- Use a timer and create presets.
- Start small. Create a “Focus Preset” for 10 minutes and a “Break Preset” for two minutes. Tell yourself you are going to focus on a particular task, completely uninterrupted for 10 minutes. Then give yourself a two-minute break.
- Create additional presets of 15 minutes, 25 minutes, 45 minutes, 60 minutes and 90 minutes. And create a five-minute break and a 10-minute break. You could also apply the concept of working 25 minutes and then taking a five-minute break. This way of working is known as The Pomodoro Technique. It’s a powerful tool for getting work done in a highly focused way. For more information on The Pomodoro Technique, visit http://www.pomodorotechnique.com.
- If you can, work up to 90 minutes of focus time. Then give yourself a 10-minute break. Brain research has shown that 90 minutes is the optimal amount of time our brains can focus on one thing.
Get regular exercise.

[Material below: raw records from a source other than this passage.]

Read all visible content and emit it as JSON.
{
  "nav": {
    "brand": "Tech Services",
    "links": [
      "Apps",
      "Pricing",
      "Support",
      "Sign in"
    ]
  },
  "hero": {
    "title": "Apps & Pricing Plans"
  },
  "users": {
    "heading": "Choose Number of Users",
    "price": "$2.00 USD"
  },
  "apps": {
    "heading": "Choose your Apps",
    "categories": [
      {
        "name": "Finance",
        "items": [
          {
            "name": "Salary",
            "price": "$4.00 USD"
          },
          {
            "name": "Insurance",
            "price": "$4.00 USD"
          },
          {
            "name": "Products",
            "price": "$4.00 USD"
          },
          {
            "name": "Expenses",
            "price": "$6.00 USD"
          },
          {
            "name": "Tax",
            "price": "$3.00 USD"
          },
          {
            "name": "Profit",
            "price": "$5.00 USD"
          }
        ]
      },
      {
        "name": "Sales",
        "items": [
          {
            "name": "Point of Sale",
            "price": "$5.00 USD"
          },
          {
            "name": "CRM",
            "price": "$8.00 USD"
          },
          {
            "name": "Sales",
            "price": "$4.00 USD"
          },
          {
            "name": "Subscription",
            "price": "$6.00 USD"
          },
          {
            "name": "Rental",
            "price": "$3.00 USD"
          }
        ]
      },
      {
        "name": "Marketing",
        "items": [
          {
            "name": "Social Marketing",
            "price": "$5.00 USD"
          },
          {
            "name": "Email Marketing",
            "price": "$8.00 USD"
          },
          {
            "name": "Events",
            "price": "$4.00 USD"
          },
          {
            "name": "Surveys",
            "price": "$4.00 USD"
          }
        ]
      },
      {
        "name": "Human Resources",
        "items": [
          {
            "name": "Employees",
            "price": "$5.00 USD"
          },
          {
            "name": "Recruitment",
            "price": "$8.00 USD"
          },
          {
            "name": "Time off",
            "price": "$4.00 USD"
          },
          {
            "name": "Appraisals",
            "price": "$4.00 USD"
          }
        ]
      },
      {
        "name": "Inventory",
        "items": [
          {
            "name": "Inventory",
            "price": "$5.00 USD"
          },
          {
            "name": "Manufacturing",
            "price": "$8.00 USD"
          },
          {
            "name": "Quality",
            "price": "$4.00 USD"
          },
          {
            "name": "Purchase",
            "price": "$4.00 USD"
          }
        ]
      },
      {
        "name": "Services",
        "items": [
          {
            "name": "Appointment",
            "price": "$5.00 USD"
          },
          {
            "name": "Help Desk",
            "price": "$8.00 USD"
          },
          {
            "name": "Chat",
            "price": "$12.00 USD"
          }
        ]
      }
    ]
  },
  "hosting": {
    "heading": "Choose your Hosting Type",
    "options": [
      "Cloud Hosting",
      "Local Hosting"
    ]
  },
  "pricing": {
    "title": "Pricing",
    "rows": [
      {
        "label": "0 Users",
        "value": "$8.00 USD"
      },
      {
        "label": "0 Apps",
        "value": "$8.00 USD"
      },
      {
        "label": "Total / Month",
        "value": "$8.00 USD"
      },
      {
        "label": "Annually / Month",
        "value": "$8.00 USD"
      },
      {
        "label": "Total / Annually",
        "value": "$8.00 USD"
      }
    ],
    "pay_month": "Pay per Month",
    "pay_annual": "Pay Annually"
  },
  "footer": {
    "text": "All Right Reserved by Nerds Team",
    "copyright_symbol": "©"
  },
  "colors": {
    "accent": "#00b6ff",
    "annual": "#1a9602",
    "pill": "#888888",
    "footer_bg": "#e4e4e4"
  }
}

Exercise is good for you. You already know that. But what you may not know is that exercise is not only good for your physical health; it’s good for your brain. Regular exercise can help to improve your mental focus and dexterity. Even 15 minutes a day of aerobic exercise – something as simple as a brisk walk – can improve your ability to focus.
Get enough sleep.
Most of us need at least seven to eight hours of sleep to be at our best. Recent research has shown that some people may need as many as nine hours a night.[6:4] Unfortunately, many of us suffer from “sleep debt,” a chronic lack of sleep that can accumulate over time. Sleep debt not only impacts our ability to focus, it can lead to serious health issues such as increased risk of stroke, heart disease, weight gain, diabetes and memory loss.
Living the Lesson
- Notice when you are multitasking, and make a conscious effort to reduce the amount of multitasking you do each day.
- Turn off email notifications. Pop-ups and audio notifications are constant sources of distraction and can destroy your focus. Remember: If you’re waiting for an important email, you can always check for it.
- Start with shorter periods for focus and work up to longer periods, but no longer than 90 minutes without a break.
- Try using earplugs to block extraneous noises. I got in the habit of using earplugs when I was studying for the bar exam. They can really help you shut out the world around you when you want to focus. You may also want to try listening to music with headphones to drown out distractions. The key to using music to help you focus is to find the right “background” music for you. You want the music to help you focus and not be a further distraction for you!
[6:1] Symptoms or criteria for diagnosis of ADD from the DSM-IV Diagnostic and Statistical Manual of Mental Disorders. Retrieved from http://www.mental-health-today.com/add/dsm.htm
[6:2] Hallowell, Edward M. (2007). CrazyBusy. Ballantine Books.
[6:3] Retrieved from http://blogs.hbr.org/hmu/2009/01/pay-attention-an-interview-wit.html.
[6:4] Jackson, Maggie (2009). The Dangers of Distraction, The Erosion of Attention and the Coming Dark Age. Prometheus Books.
[6:5] Crenshaw, Dave (2008). The Myth of Multitasking: How Doing It All Gets Nothing Done. Jossey-Bass.